** Opening THE INPUT block **

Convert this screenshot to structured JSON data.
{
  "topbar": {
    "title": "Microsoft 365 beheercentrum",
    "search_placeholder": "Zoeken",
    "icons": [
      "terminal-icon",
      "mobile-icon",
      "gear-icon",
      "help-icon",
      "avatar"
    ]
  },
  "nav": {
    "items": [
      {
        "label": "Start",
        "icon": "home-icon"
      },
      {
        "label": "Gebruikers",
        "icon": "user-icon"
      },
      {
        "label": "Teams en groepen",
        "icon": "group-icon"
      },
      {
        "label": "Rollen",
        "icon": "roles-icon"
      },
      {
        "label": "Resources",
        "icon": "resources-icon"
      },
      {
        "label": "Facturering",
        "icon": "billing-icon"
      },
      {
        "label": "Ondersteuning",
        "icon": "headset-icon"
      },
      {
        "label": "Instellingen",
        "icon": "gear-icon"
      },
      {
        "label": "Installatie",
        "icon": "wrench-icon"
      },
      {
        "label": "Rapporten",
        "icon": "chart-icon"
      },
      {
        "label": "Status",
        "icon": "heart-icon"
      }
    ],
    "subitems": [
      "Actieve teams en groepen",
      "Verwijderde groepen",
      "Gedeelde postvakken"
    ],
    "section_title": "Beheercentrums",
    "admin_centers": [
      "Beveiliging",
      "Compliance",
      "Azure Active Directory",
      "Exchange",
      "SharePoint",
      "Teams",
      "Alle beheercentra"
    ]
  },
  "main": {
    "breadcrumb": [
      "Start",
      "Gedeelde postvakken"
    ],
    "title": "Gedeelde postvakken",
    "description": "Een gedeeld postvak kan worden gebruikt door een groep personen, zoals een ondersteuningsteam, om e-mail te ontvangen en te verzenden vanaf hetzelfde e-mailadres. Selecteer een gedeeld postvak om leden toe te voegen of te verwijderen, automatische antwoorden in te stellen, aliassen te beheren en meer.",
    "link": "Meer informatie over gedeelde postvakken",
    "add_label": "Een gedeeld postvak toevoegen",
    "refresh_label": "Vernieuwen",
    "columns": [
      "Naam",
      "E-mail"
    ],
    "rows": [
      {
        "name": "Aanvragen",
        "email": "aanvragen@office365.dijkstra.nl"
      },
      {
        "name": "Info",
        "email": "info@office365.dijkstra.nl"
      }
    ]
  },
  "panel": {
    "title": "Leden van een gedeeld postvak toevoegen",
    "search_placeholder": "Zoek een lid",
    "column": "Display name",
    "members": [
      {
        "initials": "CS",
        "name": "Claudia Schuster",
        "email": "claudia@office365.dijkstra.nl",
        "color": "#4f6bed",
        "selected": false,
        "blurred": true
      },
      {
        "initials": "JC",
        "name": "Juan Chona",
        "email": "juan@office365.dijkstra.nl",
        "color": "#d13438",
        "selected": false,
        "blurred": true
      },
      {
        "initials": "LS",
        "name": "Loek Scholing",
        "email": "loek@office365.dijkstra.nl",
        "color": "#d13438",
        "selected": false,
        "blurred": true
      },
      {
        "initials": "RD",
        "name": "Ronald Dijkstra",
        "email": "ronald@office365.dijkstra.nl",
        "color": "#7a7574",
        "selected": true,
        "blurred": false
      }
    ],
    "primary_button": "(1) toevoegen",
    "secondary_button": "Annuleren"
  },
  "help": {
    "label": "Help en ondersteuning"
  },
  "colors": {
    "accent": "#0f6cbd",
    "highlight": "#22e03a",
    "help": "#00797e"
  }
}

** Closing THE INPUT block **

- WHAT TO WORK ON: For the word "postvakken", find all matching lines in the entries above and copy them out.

- WRITTEN SOLUTION:
      "Gedeelde postvakken"
      "Gedeelde postvakken"
    "title": "Gedeelde postvakken",
    "link": "Meer informatie over gedeelde postvakken",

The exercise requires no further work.